With their seductive aroma and exotic reputation, truffles are a staple on fine dining restaurant menus around the world. Traditionally, truffles have thrived in the Mediterranean regions of Italy and France but since truffles were first farmed in Australia in the 1990s, the local industry has boomed.
Australia is now the fourth-largest producer of truffles in the world and exports three-quarters of its crop. With the peak harvesting season upon us, there are plenty of unique ways for you to get your truffle fix.
Join a truffle hunt
Many truffle farmers have been opening their gates each winter to give people the chance to learn more about where truffles come from. Your guide will explain the role of the truffle dog as they follow the aroma and indicate where they think truffles will be found. You then get to watch the harvesting process and and smell the heavenly scent of freshly harvested truffle.
If searching for truffles isn’t your thing, you can still learn more about them at The Truffle Festival in Canberra. The region is ideal for truffles thanks to its cool winters and hot summers. The festival promotes a variety of restaurants that feature local black truffle on the menu throughout the winter season as well as cooking schools to learn how to make your own restaurant inspired truffle dishes.
Cook your own
An addition of truffles to any dish enhances the flavour however if you don’t consider yourself Heston Blumenthal in the kitchen, don’t be put off. Truffles are at their best with simple ingredients like potato, pasta or eggs. Grate a small amount on mashed potato, on a simple pasta dish or in scrambled eggs. To further enhance the flavour, store your truffle with eggs for a few days and that tantalising aroma will infuse with the yolk.
Try truffle ice cream

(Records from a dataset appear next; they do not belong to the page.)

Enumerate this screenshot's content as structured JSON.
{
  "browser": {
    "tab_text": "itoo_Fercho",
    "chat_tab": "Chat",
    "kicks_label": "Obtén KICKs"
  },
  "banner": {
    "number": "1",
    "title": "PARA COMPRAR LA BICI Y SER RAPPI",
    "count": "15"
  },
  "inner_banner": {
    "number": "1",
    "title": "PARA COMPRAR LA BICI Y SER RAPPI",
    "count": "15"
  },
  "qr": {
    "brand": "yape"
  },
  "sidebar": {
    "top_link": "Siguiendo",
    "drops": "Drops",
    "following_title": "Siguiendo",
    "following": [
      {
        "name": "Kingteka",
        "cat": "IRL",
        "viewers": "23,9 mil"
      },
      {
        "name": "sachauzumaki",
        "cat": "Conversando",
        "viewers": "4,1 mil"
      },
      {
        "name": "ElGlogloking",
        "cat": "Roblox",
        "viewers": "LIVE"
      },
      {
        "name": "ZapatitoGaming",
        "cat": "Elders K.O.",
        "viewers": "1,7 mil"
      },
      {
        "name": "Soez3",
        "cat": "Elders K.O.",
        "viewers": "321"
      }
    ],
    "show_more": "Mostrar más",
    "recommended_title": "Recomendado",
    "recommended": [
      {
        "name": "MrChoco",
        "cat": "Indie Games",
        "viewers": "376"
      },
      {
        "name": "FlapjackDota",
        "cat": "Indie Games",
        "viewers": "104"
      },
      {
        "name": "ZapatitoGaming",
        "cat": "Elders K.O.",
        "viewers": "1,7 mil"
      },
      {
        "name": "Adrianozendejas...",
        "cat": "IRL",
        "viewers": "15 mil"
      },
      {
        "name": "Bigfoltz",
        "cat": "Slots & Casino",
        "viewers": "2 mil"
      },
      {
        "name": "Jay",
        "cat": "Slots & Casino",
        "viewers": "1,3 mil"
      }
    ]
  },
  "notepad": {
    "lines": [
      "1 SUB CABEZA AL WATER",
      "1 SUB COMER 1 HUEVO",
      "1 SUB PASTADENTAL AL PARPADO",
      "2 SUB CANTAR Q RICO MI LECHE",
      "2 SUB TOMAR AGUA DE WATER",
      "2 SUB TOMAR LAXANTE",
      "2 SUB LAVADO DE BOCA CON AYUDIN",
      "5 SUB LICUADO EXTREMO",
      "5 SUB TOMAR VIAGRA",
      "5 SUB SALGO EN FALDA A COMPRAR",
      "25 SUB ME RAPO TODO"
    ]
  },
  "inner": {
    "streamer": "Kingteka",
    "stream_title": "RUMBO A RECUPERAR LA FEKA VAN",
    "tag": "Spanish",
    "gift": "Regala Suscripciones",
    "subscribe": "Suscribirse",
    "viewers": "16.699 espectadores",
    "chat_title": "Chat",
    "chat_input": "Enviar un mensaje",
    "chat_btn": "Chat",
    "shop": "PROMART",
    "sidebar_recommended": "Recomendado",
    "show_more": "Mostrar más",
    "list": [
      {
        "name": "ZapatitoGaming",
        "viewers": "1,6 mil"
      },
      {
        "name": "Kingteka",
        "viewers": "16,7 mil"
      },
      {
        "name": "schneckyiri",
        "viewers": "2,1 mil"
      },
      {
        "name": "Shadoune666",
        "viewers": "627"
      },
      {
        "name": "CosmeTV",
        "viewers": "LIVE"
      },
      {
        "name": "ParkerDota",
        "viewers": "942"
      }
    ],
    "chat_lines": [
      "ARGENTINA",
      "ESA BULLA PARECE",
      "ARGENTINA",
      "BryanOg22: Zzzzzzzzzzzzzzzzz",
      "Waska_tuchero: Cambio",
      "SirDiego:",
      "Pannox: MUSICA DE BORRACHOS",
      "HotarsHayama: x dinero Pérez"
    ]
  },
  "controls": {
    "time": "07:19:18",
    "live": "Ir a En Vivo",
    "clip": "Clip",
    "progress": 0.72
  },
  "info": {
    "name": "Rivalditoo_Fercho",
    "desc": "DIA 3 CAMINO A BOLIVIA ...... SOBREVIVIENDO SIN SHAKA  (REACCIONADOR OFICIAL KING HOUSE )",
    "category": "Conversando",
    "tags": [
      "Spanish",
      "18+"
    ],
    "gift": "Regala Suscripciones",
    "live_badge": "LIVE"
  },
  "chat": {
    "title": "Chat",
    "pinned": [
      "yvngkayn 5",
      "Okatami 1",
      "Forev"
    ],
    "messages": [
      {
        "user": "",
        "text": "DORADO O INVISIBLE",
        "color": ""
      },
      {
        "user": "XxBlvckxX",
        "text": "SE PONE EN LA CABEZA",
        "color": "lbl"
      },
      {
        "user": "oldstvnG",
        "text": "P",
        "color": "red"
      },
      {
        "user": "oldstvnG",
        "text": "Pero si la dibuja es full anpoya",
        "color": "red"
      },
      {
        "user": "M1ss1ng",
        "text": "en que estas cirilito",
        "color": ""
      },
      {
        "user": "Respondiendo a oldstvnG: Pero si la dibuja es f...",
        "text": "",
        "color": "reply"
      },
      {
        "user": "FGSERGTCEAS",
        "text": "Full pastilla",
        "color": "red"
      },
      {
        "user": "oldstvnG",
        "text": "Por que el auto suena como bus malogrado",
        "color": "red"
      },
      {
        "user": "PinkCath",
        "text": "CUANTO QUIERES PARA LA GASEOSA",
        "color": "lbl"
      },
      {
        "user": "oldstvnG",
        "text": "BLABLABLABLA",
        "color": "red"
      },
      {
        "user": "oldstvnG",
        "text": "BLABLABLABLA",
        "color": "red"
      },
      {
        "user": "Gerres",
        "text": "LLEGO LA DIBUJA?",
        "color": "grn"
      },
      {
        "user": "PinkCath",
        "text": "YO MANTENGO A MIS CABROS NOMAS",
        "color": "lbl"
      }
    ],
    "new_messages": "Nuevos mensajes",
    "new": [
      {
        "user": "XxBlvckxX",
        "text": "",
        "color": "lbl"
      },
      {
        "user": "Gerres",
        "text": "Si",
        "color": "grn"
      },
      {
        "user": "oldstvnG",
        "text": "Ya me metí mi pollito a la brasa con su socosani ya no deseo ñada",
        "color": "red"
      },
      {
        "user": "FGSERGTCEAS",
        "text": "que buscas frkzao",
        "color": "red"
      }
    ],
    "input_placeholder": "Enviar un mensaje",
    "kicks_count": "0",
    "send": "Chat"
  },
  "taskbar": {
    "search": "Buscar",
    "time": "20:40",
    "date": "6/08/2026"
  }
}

The aroma of truffles clings to fatty substances like egg yolks and cream, which means truffle ice-cream is one unexpectedly delicious result. Madame Truffles is open in Sydney and Melbourne during winter, and conjured up the ice cream. It’s become very popular according to Emma Sainsbury: “A lot of people say it tastes like vanilla but it has no vanilla in it. It just seems to impart that flavour with a truffle aftertaste.”
According to Wayne Haslam from Blue Frog Truffles, alcohol is another substance that is enhanced by truffles. “Use a microplane to grate truffle into a bottle of vodka or gin and you’ve got an exotic drink,” he advises. Cheers to that!